Osteoporosis-related fractures commonly occur as the result of both skeletal frailty and falls. Impact exercise may provide an inexpensive, time-efficient, and effective strategy for increasing bone mineral density (BMD) in premenopausal years as a means to prevent or delay the onset of osteoporosis (3,12,23). The addition of resistance exercise may lower the risk of falls through improvements in lower-body strength, power, and stability—physical factors related to falls (18,19). Although there are numerous reports that exercise improves the musculoskeletal system, individual responses are highly variable and likely depend upon initial values as well as the level of effort and length of the training program. However, the contribution of initial values and exercise stimulus to the training response for the musculoskeletal factors related to fractures is poorly understood.
The initial values principle of exercise training states that individuals with lower initial values of a physiologic variable will exhibit the greatest improvement in response to specific exercise training; however, this principle has only been scientifically evaluated for some physiologic systems. For example, individuals with higher resting heart rate or systolic blood pressure show the greatest reductions in these variables from exercise training compared with individuals who began training with lower initial values (7). However, baseline values fail to explain the variability in high-density lipoprotein (HDL)-C reductions or V̇O2max improvements in response to endurance training, suggesting that determinants of training responsiveness may be complex and dependent upon the particular system being stressed (5,6,16,17). Despite a general lack of supportive evidence, the principle of initial values remains an enduring tenant of exercise training in texts and lay literature.

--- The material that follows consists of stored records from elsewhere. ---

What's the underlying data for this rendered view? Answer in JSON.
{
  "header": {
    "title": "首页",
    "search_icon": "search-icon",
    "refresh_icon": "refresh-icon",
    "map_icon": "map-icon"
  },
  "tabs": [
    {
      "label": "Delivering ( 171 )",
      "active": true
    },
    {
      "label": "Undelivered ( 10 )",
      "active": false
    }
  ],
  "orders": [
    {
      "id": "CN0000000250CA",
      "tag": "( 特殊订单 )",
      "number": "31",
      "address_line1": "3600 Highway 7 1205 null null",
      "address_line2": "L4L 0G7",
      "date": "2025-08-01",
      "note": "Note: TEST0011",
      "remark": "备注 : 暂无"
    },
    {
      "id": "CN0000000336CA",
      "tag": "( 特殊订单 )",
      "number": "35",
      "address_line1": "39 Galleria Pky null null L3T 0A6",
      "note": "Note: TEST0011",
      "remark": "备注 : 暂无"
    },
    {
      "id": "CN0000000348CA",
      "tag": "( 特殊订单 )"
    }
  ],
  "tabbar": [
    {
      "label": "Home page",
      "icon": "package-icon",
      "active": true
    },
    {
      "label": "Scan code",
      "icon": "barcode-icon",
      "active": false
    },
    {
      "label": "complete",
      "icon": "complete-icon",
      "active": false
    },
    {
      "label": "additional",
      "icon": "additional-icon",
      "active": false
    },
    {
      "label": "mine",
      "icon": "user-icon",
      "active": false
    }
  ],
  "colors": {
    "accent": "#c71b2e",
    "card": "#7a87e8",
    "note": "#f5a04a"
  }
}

Based on the principle of initial values, the ACSM Position Stand on osteoporosis suggests that individuals with lower initial BMD may exhibit greater responses to osteogenic exercise (1). Though not advanced in the Position Stand, it may be suggestive that individuals with a greater propensity to fall would also exhibit greater reductions in fall risk as a result of exercise training targeted at improving lower body strength, power, and balance (11). A comprehensive exercise-training program aimed to improve BMD and lower fall risk may therefore most benefit those with a higher pretraining fracture risk profile. To better understand this phenomenon in premenopausal women, we reevaluated data from our intervention study in which we observed significant musculoskeletal improvements within the exercise group that were different from controls (23). Women in the original exercise group increased trochanteric BMD (2.5% ± 2.7%), leg strength (10.9% ± 11.4 and 23.4% ± 28.0 for knee extensor and hip abductor strength, respectively), leg power (25.9% ± 20.9), and stability (24.7% ± 23.5). Our aims were: 1) to determine whether initial values of hip BMD, strength, power, or postural stability would emerge as the best predictor of the respective training response; and 2) to compare the magnitude of the training response between women in the lowest and highest quartiles of initial values.
Bone Research Laboratory, Department of Exercise Science, Oregon State University, Corvallis, OR
Address for correspondence: Kerri M. Winters-Stone, Ph.D., School of Nursing, Mailcode: SN-ORD, Oregon Health & Science University, Portland, OR 97239; E-mail: firstname.lastname@example.org.
Submitted for publication March 2003.
Accepted for publication June 2003.